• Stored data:

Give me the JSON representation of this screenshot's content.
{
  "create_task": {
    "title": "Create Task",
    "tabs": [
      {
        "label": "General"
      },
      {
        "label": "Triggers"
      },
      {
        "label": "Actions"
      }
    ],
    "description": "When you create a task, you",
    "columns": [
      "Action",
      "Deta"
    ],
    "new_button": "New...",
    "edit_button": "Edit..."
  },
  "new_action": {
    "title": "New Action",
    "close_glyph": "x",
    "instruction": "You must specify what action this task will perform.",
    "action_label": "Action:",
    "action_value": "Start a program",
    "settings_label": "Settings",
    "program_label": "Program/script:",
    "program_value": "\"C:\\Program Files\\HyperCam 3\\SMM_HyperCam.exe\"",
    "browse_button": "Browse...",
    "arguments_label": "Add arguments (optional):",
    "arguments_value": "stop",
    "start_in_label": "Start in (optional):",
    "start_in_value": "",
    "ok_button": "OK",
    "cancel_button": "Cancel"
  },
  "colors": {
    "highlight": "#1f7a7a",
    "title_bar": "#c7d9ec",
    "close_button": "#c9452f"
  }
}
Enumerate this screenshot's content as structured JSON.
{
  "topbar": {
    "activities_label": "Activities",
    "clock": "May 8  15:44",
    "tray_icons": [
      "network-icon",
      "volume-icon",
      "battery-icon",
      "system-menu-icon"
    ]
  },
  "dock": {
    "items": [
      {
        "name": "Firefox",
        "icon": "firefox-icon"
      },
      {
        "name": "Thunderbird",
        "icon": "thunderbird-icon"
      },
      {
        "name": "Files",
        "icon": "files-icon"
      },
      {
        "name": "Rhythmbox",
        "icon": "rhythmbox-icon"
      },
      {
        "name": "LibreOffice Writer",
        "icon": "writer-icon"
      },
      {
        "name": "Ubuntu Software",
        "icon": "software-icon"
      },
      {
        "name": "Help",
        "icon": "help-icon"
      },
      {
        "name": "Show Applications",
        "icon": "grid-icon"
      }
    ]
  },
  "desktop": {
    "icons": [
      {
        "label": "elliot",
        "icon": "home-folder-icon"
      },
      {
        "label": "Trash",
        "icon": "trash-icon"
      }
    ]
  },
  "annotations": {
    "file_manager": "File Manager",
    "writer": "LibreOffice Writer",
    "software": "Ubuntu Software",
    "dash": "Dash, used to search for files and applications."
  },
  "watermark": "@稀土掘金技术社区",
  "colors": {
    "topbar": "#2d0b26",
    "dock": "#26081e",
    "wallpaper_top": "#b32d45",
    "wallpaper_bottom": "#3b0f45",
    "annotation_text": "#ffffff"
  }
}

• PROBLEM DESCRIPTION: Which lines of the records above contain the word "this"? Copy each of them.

• RESPONSE AREA:
Give me the JSON representation of this screenshot's content.
    "instruction": "You must specify what action this task will perform.",
Enumerate this screenshot's content as structured JSON.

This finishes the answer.